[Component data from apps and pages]
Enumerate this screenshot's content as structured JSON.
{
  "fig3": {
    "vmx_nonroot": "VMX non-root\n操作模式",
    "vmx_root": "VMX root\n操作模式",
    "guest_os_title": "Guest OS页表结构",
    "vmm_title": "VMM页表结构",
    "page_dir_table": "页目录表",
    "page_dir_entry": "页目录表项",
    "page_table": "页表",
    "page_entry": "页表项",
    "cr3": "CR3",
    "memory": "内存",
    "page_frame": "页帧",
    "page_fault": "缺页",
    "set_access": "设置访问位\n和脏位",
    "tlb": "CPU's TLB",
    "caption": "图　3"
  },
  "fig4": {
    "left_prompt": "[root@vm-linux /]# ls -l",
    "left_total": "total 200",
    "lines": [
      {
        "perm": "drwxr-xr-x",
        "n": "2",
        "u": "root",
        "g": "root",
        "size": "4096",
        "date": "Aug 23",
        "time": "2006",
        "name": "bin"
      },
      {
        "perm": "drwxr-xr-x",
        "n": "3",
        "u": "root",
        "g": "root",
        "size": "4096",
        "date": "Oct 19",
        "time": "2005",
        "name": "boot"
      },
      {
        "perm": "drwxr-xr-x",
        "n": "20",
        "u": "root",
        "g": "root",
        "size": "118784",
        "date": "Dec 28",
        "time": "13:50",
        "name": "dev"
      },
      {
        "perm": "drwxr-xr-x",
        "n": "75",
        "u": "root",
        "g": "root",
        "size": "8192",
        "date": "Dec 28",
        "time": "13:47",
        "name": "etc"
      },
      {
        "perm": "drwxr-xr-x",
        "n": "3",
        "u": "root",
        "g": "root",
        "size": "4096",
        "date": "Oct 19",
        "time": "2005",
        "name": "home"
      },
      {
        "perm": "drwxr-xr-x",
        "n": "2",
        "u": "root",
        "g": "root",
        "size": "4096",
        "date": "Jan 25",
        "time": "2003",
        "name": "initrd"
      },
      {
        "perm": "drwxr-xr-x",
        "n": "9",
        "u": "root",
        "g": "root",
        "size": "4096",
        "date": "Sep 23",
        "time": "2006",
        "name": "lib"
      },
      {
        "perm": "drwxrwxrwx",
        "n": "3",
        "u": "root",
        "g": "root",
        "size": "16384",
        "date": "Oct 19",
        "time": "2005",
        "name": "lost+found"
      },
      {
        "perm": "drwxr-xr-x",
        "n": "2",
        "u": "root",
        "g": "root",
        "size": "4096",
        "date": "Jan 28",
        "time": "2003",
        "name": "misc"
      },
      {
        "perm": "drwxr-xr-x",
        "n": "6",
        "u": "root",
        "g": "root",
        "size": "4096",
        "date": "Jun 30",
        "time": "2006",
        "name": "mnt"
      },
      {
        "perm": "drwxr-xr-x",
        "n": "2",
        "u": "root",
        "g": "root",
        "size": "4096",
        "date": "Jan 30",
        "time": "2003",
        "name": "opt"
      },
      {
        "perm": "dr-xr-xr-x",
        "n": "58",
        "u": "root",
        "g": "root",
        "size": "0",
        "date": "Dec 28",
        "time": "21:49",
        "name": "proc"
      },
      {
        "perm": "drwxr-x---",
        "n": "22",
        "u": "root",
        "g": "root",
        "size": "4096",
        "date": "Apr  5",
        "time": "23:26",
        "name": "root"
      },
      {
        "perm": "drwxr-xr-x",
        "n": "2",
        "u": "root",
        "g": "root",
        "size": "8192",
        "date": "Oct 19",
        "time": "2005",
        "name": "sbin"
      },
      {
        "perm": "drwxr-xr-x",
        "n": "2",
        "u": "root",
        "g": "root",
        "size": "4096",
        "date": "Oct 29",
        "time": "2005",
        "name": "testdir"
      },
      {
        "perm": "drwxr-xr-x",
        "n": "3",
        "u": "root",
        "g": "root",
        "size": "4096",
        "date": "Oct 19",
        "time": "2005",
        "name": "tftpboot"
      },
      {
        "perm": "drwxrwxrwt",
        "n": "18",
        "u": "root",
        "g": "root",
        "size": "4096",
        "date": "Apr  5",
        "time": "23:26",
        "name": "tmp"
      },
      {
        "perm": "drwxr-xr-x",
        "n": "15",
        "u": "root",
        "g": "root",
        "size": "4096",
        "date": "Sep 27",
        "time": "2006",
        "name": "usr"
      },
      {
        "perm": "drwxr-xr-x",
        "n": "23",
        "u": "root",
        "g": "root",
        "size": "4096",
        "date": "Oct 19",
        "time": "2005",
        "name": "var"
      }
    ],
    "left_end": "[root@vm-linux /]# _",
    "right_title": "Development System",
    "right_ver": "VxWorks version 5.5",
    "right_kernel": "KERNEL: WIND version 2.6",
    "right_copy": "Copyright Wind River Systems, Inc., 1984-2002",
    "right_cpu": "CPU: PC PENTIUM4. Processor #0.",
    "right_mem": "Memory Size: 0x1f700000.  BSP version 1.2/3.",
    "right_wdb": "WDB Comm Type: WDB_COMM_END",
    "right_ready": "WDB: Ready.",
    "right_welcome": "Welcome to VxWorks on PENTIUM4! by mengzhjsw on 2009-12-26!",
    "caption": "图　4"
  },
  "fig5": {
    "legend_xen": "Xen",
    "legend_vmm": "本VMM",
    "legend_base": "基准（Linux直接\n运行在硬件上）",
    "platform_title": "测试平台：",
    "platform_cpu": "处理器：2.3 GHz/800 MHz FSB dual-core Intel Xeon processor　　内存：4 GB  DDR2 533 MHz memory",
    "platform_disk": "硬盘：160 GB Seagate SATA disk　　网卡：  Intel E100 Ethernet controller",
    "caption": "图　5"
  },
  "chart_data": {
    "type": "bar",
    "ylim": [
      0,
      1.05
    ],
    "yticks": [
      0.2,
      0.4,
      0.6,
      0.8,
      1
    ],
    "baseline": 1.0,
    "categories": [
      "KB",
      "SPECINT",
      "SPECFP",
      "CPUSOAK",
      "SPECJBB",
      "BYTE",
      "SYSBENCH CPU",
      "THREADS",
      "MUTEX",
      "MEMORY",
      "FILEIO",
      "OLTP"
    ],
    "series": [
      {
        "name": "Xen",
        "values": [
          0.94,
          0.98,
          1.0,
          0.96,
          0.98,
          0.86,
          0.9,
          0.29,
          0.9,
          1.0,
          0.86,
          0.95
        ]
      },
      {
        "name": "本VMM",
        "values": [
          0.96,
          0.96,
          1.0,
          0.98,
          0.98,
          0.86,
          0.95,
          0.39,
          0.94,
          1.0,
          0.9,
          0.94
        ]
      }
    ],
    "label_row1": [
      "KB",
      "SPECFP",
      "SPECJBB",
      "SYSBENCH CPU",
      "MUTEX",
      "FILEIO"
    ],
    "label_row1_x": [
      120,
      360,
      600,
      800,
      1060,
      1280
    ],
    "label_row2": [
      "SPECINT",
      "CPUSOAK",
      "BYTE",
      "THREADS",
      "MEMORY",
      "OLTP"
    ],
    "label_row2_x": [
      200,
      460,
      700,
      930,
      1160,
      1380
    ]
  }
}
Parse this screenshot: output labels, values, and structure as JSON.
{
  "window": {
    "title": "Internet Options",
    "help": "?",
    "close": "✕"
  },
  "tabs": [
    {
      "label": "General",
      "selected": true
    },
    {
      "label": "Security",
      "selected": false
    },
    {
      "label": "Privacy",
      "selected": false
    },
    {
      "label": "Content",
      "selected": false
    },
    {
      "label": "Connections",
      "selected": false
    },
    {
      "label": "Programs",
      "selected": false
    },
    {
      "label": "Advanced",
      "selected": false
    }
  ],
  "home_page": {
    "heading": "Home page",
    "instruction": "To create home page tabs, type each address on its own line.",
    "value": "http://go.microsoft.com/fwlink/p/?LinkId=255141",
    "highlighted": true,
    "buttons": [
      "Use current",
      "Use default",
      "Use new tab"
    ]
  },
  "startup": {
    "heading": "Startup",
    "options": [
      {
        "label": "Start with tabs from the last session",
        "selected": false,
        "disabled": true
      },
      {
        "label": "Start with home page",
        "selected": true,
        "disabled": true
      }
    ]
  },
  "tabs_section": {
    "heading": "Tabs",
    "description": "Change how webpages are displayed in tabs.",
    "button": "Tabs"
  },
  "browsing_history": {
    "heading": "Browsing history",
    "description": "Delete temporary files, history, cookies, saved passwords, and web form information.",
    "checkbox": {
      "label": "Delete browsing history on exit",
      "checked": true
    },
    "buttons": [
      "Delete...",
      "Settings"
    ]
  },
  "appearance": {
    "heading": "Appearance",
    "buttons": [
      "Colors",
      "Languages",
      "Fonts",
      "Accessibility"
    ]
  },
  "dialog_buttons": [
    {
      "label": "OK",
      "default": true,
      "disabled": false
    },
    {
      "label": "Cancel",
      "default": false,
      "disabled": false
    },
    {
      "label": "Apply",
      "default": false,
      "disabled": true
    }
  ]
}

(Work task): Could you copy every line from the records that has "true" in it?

(Response for this exercise):
      "selected": true
    "highlighted": true,
        "disabled": true
        "selected": true,
        "disabled": true
      "checked": true
      "default": true,
      "disabled": true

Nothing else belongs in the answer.